Return, from the data that follows, each line that holds the word "type".

▬▬▬▬▬▬

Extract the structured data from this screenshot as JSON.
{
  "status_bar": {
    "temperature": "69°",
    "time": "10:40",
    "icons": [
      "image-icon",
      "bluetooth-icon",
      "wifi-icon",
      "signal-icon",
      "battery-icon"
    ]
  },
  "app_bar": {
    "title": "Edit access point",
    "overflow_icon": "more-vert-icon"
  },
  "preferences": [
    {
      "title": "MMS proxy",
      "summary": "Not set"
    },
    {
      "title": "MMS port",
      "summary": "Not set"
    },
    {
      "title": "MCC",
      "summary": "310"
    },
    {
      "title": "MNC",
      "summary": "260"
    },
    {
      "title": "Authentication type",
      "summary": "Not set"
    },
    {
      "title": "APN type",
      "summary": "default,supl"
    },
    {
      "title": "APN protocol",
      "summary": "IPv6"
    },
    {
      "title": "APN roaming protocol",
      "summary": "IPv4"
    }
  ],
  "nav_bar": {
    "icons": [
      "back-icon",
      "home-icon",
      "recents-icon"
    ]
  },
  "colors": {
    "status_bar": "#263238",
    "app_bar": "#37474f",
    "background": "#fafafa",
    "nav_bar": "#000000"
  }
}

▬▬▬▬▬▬

-- ANSWER BOX --
      "title": "Authentication type",
      "title": "APN type",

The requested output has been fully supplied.